Consider bringing on entry-level contractors or freelancers at a lower hourly rate who can work within small business budgets. With more administrative tasks, have a junior level account executive execute with management’s oversight. Entry and junior level account service talent tends to have a lower hourly rate than upper management. However, be sure to make a point that just because the small business client has a smaller budget, doesn’t mean their work is less important.

5. Agency Tools

Traditionally, your agency may need to add extra costs to your execution prices for software you need to deliver materials. This might be social media management software or a content production platform. Offering these tools to your clients free-of-cost is a benefit for them to sign-up as a client with your agency. But, there are also a number of free tools on the web that allows you to maximize a small business’s budget further. A few of my favorites:
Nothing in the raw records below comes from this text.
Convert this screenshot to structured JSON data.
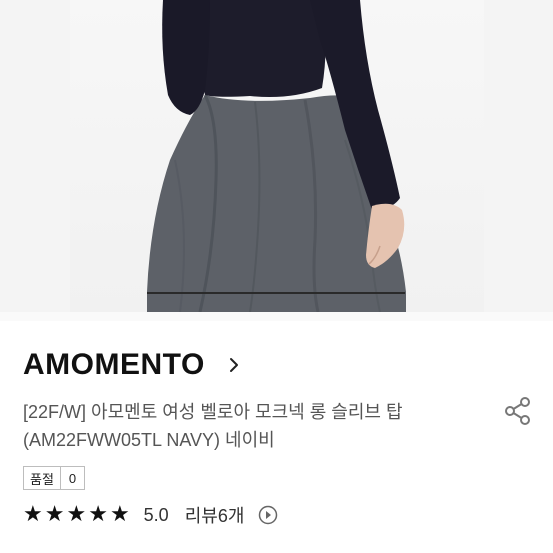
{
  "product": {
    "brand": "AMOMENTO",
    "title_line1": "[22F/W] 아모멘토 여성 벨로아 모크넥 롱 슬리브 탑",
    "title_line2": "(AM22FWW05TL NAVY) 네이비",
    "condition_label": "품절",
    "condition_value": "0",
    "rating": "5.0",
    "reviews": "리뷰6개",
    "stars_filled": 5
  },
  "icons": {
    "brand_chevron": "chevron-right-icon",
    "share": "share-icon",
    "reviews_more": "play-circle-icon",
    "star": "star-icon"
  },
  "colors": {
    "top_navy": "#1d1c2b",
    "skirt_gray": "#5d6168",
    "text_primary": "#111111",
    "text_secondary": "#555555"
  }
}
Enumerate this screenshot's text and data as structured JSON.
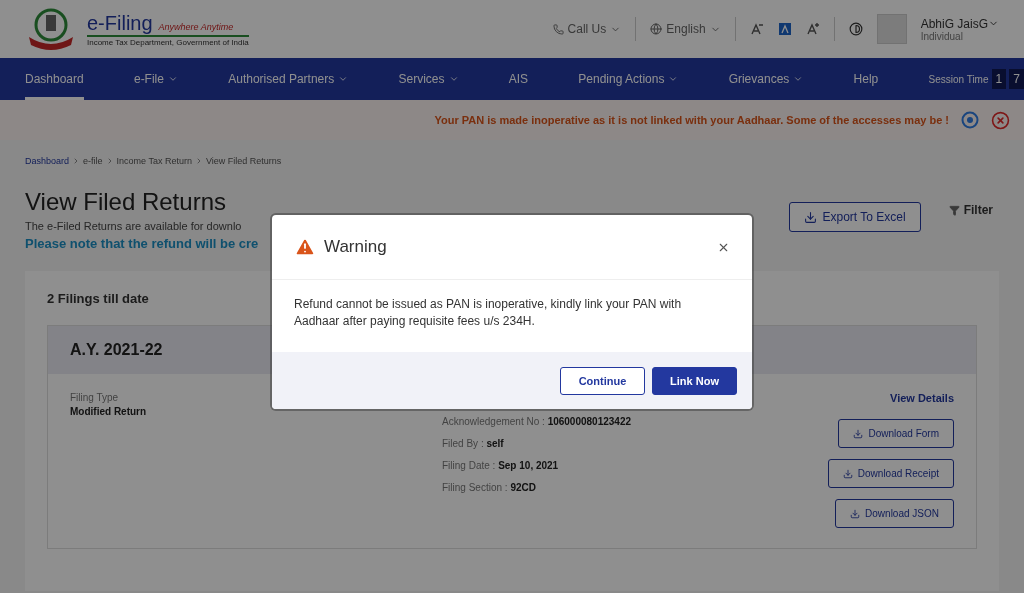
{
  "header": {
    "logo_title": "e-Filing",
    "logo_tagline": "Anywhere Anytime",
    "logo_subtitle": "Income Tax Department, Government of India",
    "call_us": "Call Us",
    "language": "English",
    "user_name": "AbhiG JaisG",
    "user_role": "Individual"
  },
  "nav": {
    "items": [
      {
        "label": "Dashboard",
        "selected": true,
        "dropdown": false
      },
      {
        "label": "e-File",
        "selected": false,
        "dropdown": true
      },
      {
        "label": "Authorised Partners",
        "selected": false,
        "dropdown": true
      },
      {
        "label": "Services",
        "selected": false,
        "dropdown": true
      },
      {
        "label": "AIS",
        "selected": false,
        "dropdown": false
      },
      {
        "label": "Pending Actions",
        "selected": false,
        "dropdown": true
      },
      {
        "label": "Grievances",
        "selected": false,
        "dropdown": true
      },
      {
        "label": "Help",
        "selected": false,
        "dropdown": false
      }
    ],
    "session_label": "Session Time",
    "session_digits": [
      "1",
      "7"
    ]
  },
  "alert": "Your PAN is made inoperative as it is not linked with your Aadhaar. Some of the accesses may be !",
  "breadcrumb": [
    "Dashboard",
    "e-file",
    "Income Tax Return",
    "View Filed Returns"
  ],
  "page": {
    "title": "View Filed Returns",
    "info": "The e-Filed Returns are available for downlo",
    "note": "Please note that the refund will be cre",
    "export_button": "Export To Excel",
    "filter": "Filter"
  },
  "filings": {
    "count": "2 Filings till date",
    "year": "A.Y. 2021-22",
    "filing_type_label": "Filing Type",
    "filing_type": "Modified Return",
    "details": [
      "Acknowledgement No : **106000080123422**",
      "Filed By : **self**",
      "Filing Date : **Sep 10, 2021**",
      "Filing Section : **92CD**"
    ],
    "view_details": "View Details",
    "downloads": [
      "Download Form",
      "Download Receipt",
      "Download JSON"
    ]
  },
  "modal": {
    "title": "Warning",
    "message": "Refund cannot be issued as PAN is inoperative, kindly link your PAN with Aadhaar after paying requisite fees u/s 234H.",
    "buttons": [
      {
        "label": "Continue",
        "kind": "secondary"
      },
      {
        "label": "Link Now",
        "kind": "primary"
      }
    ]
  }
}
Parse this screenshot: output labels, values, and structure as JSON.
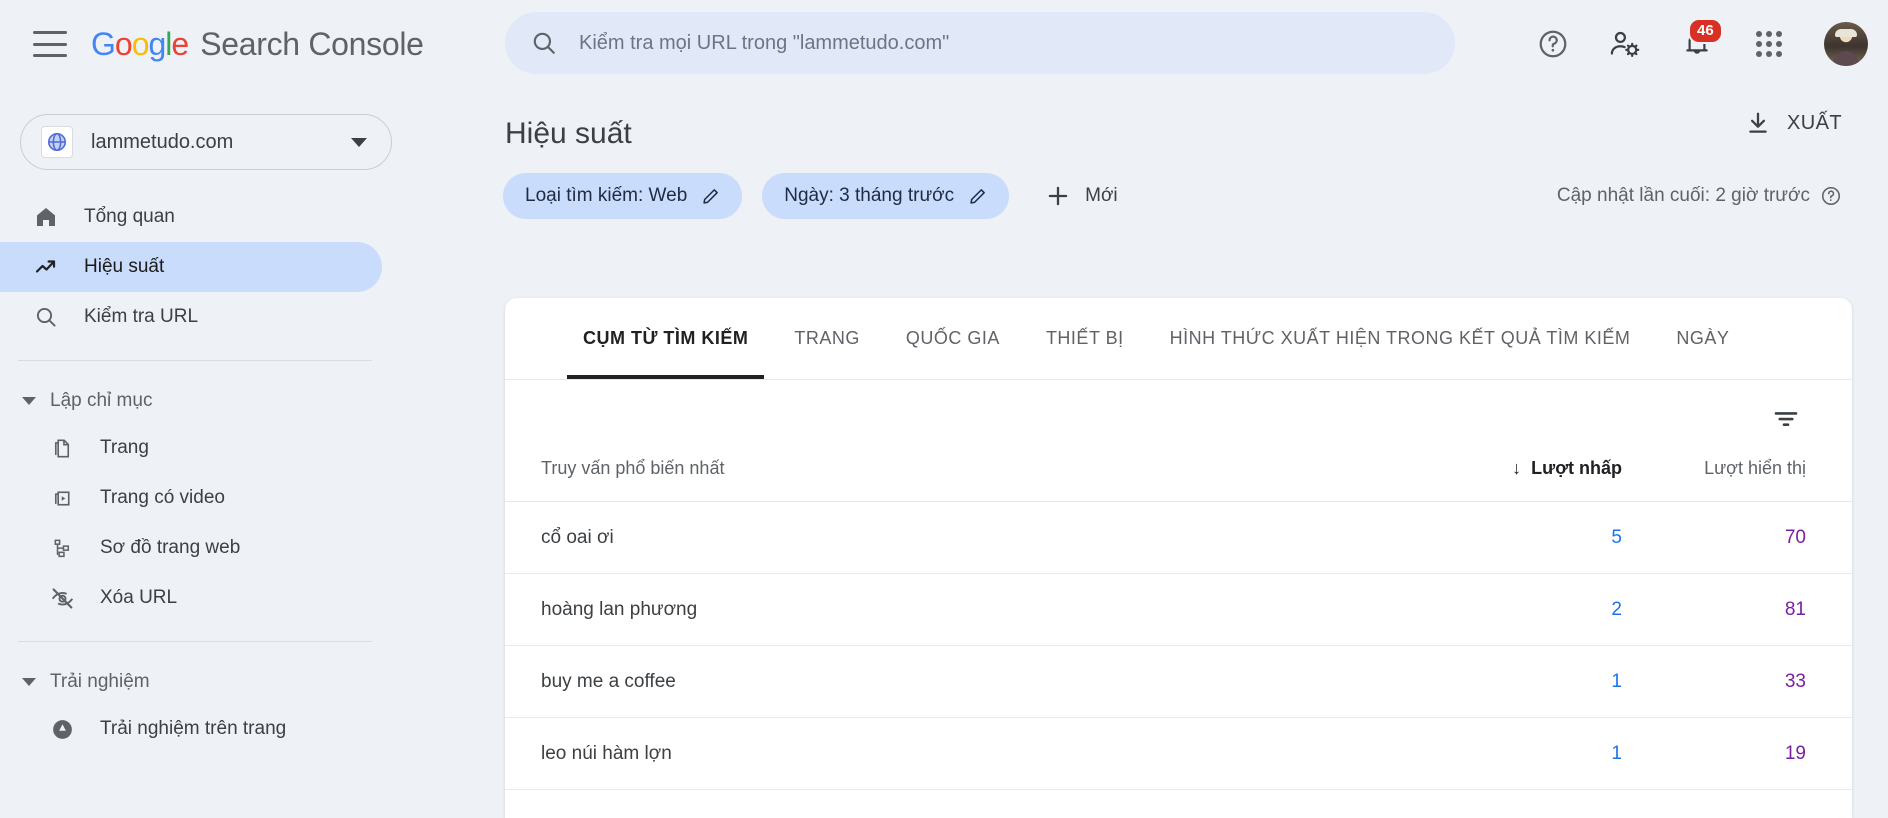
{
  "app": {
    "brand_google": "Google",
    "brand_product": "Search Console",
    "menu_icon": "hamburger-icon"
  },
  "search": {
    "placeholder": "Kiểm tra mọi URL trong \"lammetudo.com\"",
    "value": "",
    "icon": "search-icon"
  },
  "topbar_icons": {
    "help": "help-icon",
    "account_settings": "person-gear-icon",
    "notifications": "bell-icon",
    "notifications_badge": "46",
    "apps": "apps-grid-icon",
    "avatar": "user-avatar"
  },
  "sidebar": {
    "property": {
      "name": "lammetudo.com",
      "icon": "globe-icon",
      "caret": "chevron-down-icon"
    },
    "items": [
      {
        "label": "Tổng quan",
        "icon": "home-icon",
        "active": false
      },
      {
        "label": "Hiệu suất",
        "icon": "trending-up-icon",
        "active": true
      },
      {
        "label": "Kiểm tra URL",
        "icon": "search-icon",
        "active": false
      }
    ],
    "groups": [
      {
        "label": "Lập chỉ mục",
        "items": [
          {
            "label": "Trang",
            "icon": "pages-icon"
          },
          {
            "label": "Trang có video",
            "icon": "video-pages-icon"
          },
          {
            "label": "Sơ đồ trang web",
            "icon": "sitemap-icon"
          },
          {
            "label": "Xóa URL",
            "icon": "eye-off-icon"
          }
        ]
      },
      {
        "label": "Trải nghiệm",
        "items": [
          {
            "label": "Trải nghiệm trên trang",
            "icon": "page-experience-icon"
          }
        ]
      }
    ]
  },
  "page": {
    "title": "Hiệu suất",
    "export_label": "XUẤT",
    "export_icon": "download-icon"
  },
  "filters": {
    "chips": [
      {
        "label": "Loại tìm kiếm: Web",
        "icon": "pencil-icon"
      },
      {
        "label": "Ngày: 3 tháng trước",
        "icon": "pencil-icon"
      }
    ],
    "new_label": "Mới",
    "new_icon": "plus-icon",
    "last_updated": "Cập nhật lần cuối: 2 giờ trước",
    "last_updated_icon": "help-icon"
  },
  "card": {
    "tabs": [
      {
        "label": "CỤM TỪ TÌM KIẾM",
        "active": true
      },
      {
        "label": "TRANG",
        "active": false
      },
      {
        "label": "QUỐC GIA",
        "active": false
      },
      {
        "label": "THIẾT BỊ",
        "active": false
      },
      {
        "label": "HÌNH THỨC XUẤT HIỆN TRONG KẾT QUẢ TÌM KIẾM",
        "active": false
      },
      {
        "label": "NGÀY",
        "active": false
      }
    ],
    "toolbar": {
      "filter_icon": "filter-list-icon"
    },
    "table": {
      "columns": {
        "query": "Truy vấn phổ biến nhất",
        "clicks": "Lượt nhấp",
        "impressions": "Lượt hiển thị",
        "sort_indicator": "↓",
        "sorted_by": "clicks"
      },
      "rows": [
        {
          "query": "cổ oai ơi",
          "clicks": "5",
          "impressions": "70"
        },
        {
          "query": "hoàng lan phương",
          "clicks": "2",
          "impressions": "81"
        },
        {
          "query": "buy me a coffee",
          "clicks": "1",
          "impressions": "33"
        },
        {
          "query": "leo núi hàm lợn",
          "clicks": "1",
          "impressions": "19"
        }
      ]
    }
  },
  "colors": {
    "page_bg": "#eef1f6",
    "card_bg": "#ffffff",
    "accent_blue": "#1a73e8",
    "chip_bg": "#c9dcfc",
    "clicks": "#1a73e8",
    "impressions": "#7b1fa2",
    "badge_red": "#d93025",
    "active_nav": "#c9dcfc"
  }
}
  • Pexels: Stock photography can be pretty costly. This tool is free to use and has over 30,000 free stock photos, with the goal of adding at least 3,000 newly-licensed photos each month. These photos are beautiful and can be used for blog images or other content pieces.
  • Guest Post Tracker: Guest blogging is a great way to build a brand’s presence and build links to a website. Pitching repurposed materials to different outlets is an excellent way to stretch your client’s content marketing budget. However, a costly aspect to guest blogging is trying to track when the post is live, where you’ve pitched or which outlet is interested in your materials. This tool is free and allows you to track material you’ve submitted.
  • AHREFS: If your client is looking to ramp up their SEO, this is a low-cost tool that can help shape their strategy. It helps you learn more about your competitor’s SEO rankings and how you can outrank them.
  • GatherContent: This is a great, inexpensive tool for content production — from getting organized and setting a structure, to executing the content with freelancers and an editor. GatherContent is also a great tool to help with website redesigns, new builds or new landing pages.

For small business owners, their business is their lifeline and livelihood instead of a steady corporate paycheck. When it comes to making any investment, business owners are looking for someone to dive in and share the same passion they have for their business. Just being conscious of this, as well as employing the strategies listed above, will help your agency gain stronger appeal to small business owners as agency clients.



Jeanna Barrett is the Founder & Chief Strategist of First Page, an award-winning online marketer and an expat entrepreneur. Through content, social media and SEO, Jeanna uses the power of words and data to drive growth in brand awareness, organic traffic, leads, revenue and customer loyalty. She has a combined 12 years of inbound marketing experience at venture-backed startups, digital agencies and Fortune 500 companies, with an expertise focus on small business and technology. She’s been named ‘Top 40 Under 40’ of brand marketers and ‘Best in the West’ for financial technology marketing. In 2016, Jeanna left the U.S. to lay roots and build her business in Belize.